There are three movements in the piece: 33 seconds, 2 minutes 40 seconds, and 1 minute 20 seconds, for a total of four minutes 33 seconds.Cage’s only instruction is tacet, “it is silent.” In the original performance, the pianist David Tudor simply opened the lid over the keys at the beginning of each movement, and closed it at the end. Otherwise, silence.
But the experience does not tacet. Inevitably there are sounds. Even in an anechoic chamber Cage heard his own breathing and heartbeat. In a concert hall, one can hear the shuffling of feet, the groaning of seats as people move, the drone of an HVAC system cycling on and off, not to mention the usual coughs and clearings of throat. In my apartment, I always hear the traffic outside, sometimes a faint hum, often a roar, a beep, a siren. There are people walking in the unit above me. Doors open in the hallway. My dog Sammie rolls over and scratches his bedding.
This is what Cage learned as he pursued his original goal of producing silence as the absence of sound.
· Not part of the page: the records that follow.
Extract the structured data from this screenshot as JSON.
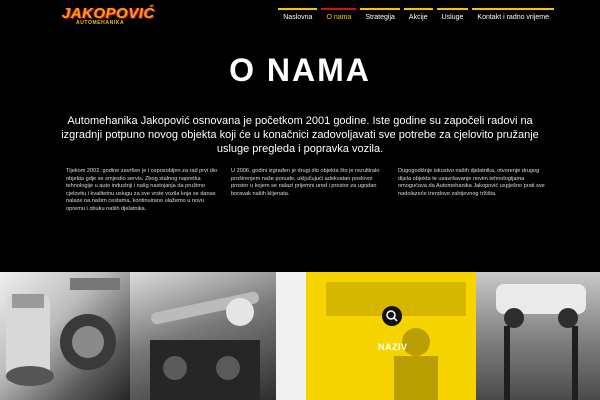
{
  "logo": {
    "name": "JAKOPOVIĆ",
    "sub": "AUTOMEHANIKA"
  },
  "nav": {
    "items": [
      {
        "label": "Naslovna"
      },
      {
        "label": "O nama"
      },
      {
        "label": "Strategija"
      },
      {
        "label": "Akcije"
      },
      {
        "label": "Usluge"
      },
      {
        "label": "Kontakt i radno vrijeme"
      }
    ],
    "active": "O nama"
  },
  "page": {
    "title": "O NAMA",
    "intro": "Automehanika Jakopović osnovana je početkom 2001 godine. Iste godine su započeli radovi na izgradnji potpuno novog objekta koji će u konačnici zadovoljavati sve potrebe za cjelovito pružanje usluge pregleda i popravka vozila.",
    "columns": [
      "Tijekom 2002. godine završen je i osposobljen za rad prvi dio objekta gdje se smjestio servis. Zbog stalnog napretka tehnologije u auto industriji i našg nastojanja da pružimo cjelovitu i kvalitetnu uslugu za sve vrste vozila koja se danas nalaze na našim cestama, kontinuirano ulažemo u novu opremu i obuku naših djelatnika.",
      "U 2006. godini izgrađen je drugi dio objekta što je rezultiralo proširenjem naše ponude, uključujući adekvatan poslovni prostor u kojem se nalazi prijemni ured i prostor za ugodan boravak naših klijenata.",
      "Dugogodišnje iskustvo naših djelatnika, otvorenje drugog dijela objekta te usavršavanje novim tehnologijama omogućava da Automehanika Jakopović uspješno prati sve nadolazeće trendove zahtjevnog tržišta."
    ]
  },
  "gallery": {
    "hover_label": "NAZIV",
    "overlay_color": "#f5d400"
  },
  "icons": {
    "search": "search-icon"
  },
  "colors": {
    "accent": "#f5c600",
    "active": "#d41212",
    "background": "#000000"
  }
}
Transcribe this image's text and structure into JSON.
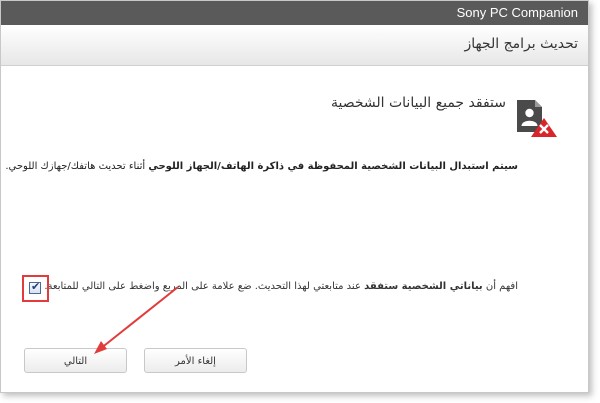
{
  "window": {
    "app_title": "Sony PC Companion",
    "page_title": "تحديث برامج الجهاز"
  },
  "warning": {
    "icon": "contact-delete-icon",
    "heading": "ستفقد جميع البيانات الشخصية",
    "description_bold": "سيتم استبدال البيانات الشخصية المحفوظة في ذاكرة الهاتف/الجهاز اللوحي",
    "description_rest": " أثناء تحديث هاتفك/جهازك اللوحي."
  },
  "acknowledgement": {
    "part1": "افهم أن ",
    "part_bold": "بياناتي الشخصية ستفقد",
    "part2": " عند متابعتي لهذا التحديث. ضع علامة على المربع واضغط على التالي للمتابعة.",
    "checked": true
  },
  "buttons": {
    "next_label": "التالي",
    "cancel_label": "إلغاء الأمر"
  },
  "colors": {
    "titlebar": "#5a5a5a",
    "highlight": "#e23b3b"
  }
}
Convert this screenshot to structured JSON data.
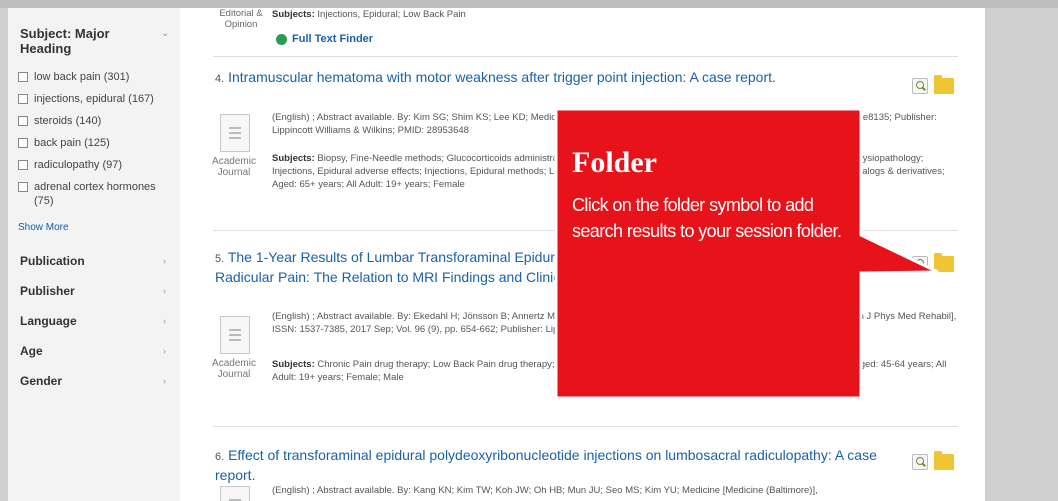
{
  "sidebar": {
    "heading": "Subject: Major Heading",
    "facets": [
      {
        "label": "low back pain (301)"
      },
      {
        "label": "injections, epidural (167)"
      },
      {
        "label": "steroids (140)"
      },
      {
        "label": "back pain (125)"
      },
      {
        "label": "radiculopathy (97)"
      },
      {
        "label": "adrenal cortex hormones (75)"
      }
    ],
    "show_more": "Show More",
    "sections": [
      "Publication",
      "Publisher",
      "Language",
      "Age",
      "Gender"
    ]
  },
  "top_partial": {
    "ptype": "Editorial & Opinion",
    "subjects_label": "Subjects:",
    "subjects": "Injections, Epidural; Low Back Pain",
    "full_text_finder": "Full Text Finder"
  },
  "results": [
    {
      "number": "4.",
      "title": "Intramuscular hematoma with motor weakness after trigger point injection: A case report.",
      "meta": "(English) ; Abstract available. By: Kim SG; Shim KS; Lee KD; Medicine [Medicine (Baltimore)], ISSN: 1536-5964, 2017 Sep; Vol. 96 (39), pp. e8135; Publisher: Lippincott Williams & Wilkins; PMID: 28953648",
      "subjects_label": "Subjects:",
      "subjects": "Biopsy, Fine-Needle methods; Glucocorticoids administration & dosage; Hematoma diagnosis; Hematoma etiology; Hematoma physiopathology; Injections, Epidural adverse effects; Injections, Epidural methods; Low Back Pain drug therapy; Spinal Stenosis complications; Ticlopidine analogs & derivatives; Aged: 65+ years; All Adult: 19+ years; Female",
      "ptype": "Academic Journal"
    },
    {
      "number": "5.",
      "title": "The 1-Year Results of Lumbar Transforaminal Epidural Steroid Injection in Patients with Chronic Unilateral Radicular Pain: The Relation to MRI Findings and Clinical Features.",
      "meta": "(English) ; Abstract available. By: Ekedahl H; Jönsson B; Annertz M; Frobell RB; American Journal Of Physical Medicine & Rehabilitation [Am J Phys Med Rehabil], ISSN: 1537-7385, 2017 Sep; Vol. 96 (9), pp. 654-662; Publisher: Lippincott Williams & Wilkins; PMID: 28257294",
      "subjects_label": "Subjects:",
      "subjects": "Chronic Pain drug therapy; Low Back Pain drug therapy; Radiculopathy drug therapy; Steroids administration & dosage; Middle Aged: 45-64 years; All Adult: 19+ years; Female; Male",
      "ptype": "Academic Journal"
    },
    {
      "number": "6.",
      "title": "Effect of transforaminal epidural polydeoxyribonucleotide injections on lumbosacral radiculopathy: A case report.",
      "meta": "(English) ; Abstract available. By: Kang KN; Kim TW; Koh JW; Oh HB; Mun JU; Seo MS; Kim YU; Medicine [Medicine (Baltimore)],"
    }
  ],
  "callout": {
    "title": "Folder",
    "body": "Click on the folder symbol to add search results to your session folder.",
    "fill": "#e8121a",
    "stroke": "#ffffff"
  }
}
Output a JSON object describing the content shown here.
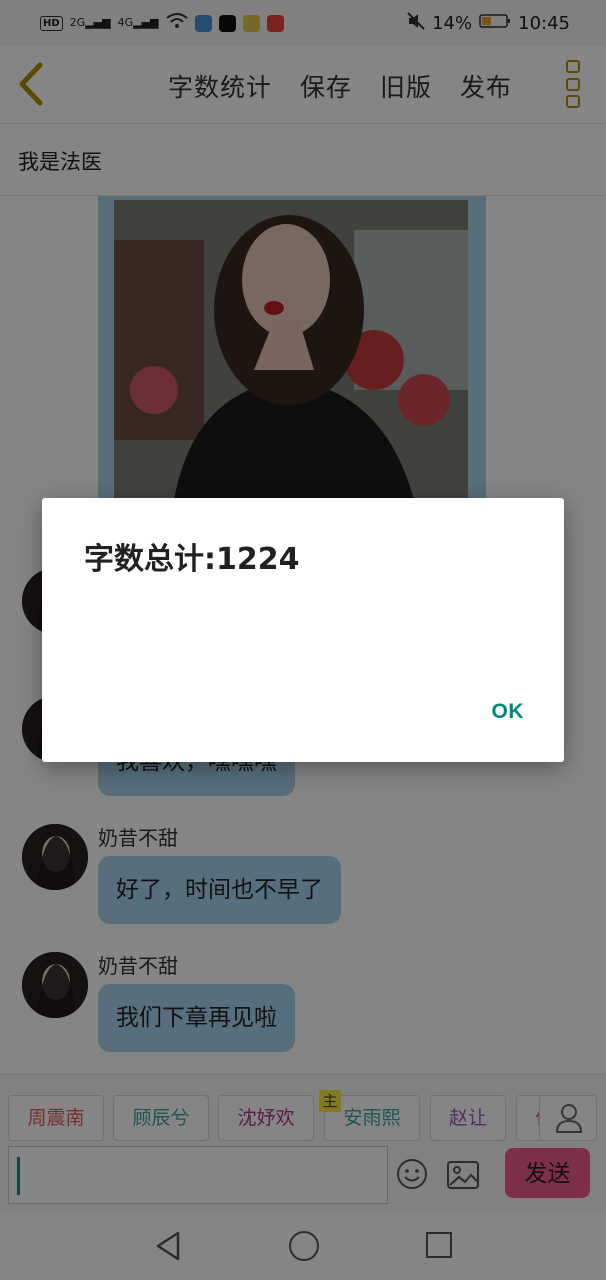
{
  "status_bar": {
    "network_badge": "HD",
    "signal_2g": "2G",
    "signal_4g": "4G",
    "battery_percent": "14%",
    "time": "10:45"
  },
  "toolbar": {
    "word_count_label": "字数统计",
    "save_label": "保存",
    "old_version_label": "旧版",
    "publish_label": "发布"
  },
  "chapter": {
    "title": "我是法医"
  },
  "messages": [
    {
      "sender": "",
      "text": "我喜欢，嘿嘿嘿"
    },
    {
      "sender": "奶昔不甜",
      "text": "好了，时间也不早了"
    },
    {
      "sender": "奶昔不甜",
      "text": "我们下章再见啦"
    }
  ],
  "characters": [
    {
      "name": "周震南",
      "color": "#e05a5a"
    },
    {
      "name": "顾辰兮",
      "color": "#3aa3a0"
    },
    {
      "name": "沈妤欢",
      "color": "#b0348a"
    },
    {
      "name": "安雨熙",
      "color": "#3aa3a0",
      "badge": "主"
    },
    {
      "name": "赵让",
      "color": "#9b59c9"
    },
    {
      "name": "付",
      "color": "#e05a5a"
    }
  ],
  "composer": {
    "send_label": "发送"
  },
  "dialog": {
    "message": "字数总计:1224",
    "ok_label": "OK"
  },
  "colors": {
    "accent_gold": "#b08f00",
    "bubble_blue": "#a8d3ee",
    "send_pink": "#f0588f",
    "ok_teal": "#00897b"
  }
}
So, instead in 4’33” Cage asks the audience to listen to “nothing.” Not a nothing that is something, as the analogy to zero made earlier. Rather, the more we try to block or filter out all sounds, the more we try for that paradoxical goal of dwelling in the presence of absence, the more we learn as Cage wrote “try as we may to make a silence, we cannot.”
In words reminiscent of guides to meditation, William Brooks describes the lessons to learn from failing to hear silence
Cage proposed that we, we listeners, attend to attention: that we notice that we are noticing, not merely what we are noticing. … For this kind of attention Cage reserved the word ‘discipline’, … attend to the act of attending in order to challenge the habits, the preperceptions, from which your experience is built.
This morning’s Daily Dharma from Tricycle magazine quoted an article from Dzongsar Jamyang Khyentse Rinpoche, “Do Nothing.”
Meditation is one of the rare occasions when we’re not doing anything. Otherwise, we’re always doing something, we’re always thinking something, we’re always occupied. We get lost in millions of obsessions or fixations. But by meditating—by not doing anything—all these fixations are revealed.
Earlier this year I was frustrated that my mind never seemed to stop buzzing when I sat to meditate. Sometimes I tried to quiet the buzz and to focus my mind by paying attention to readings of the suttas. If I could keep my mind from wandering for more than 2-3 minutes, I was doing good. Now, I think I’ll work on just paying attention to the buzz that sitting quietly doing nothing else lets me experience. Not what the buzz is about, just the buzzing.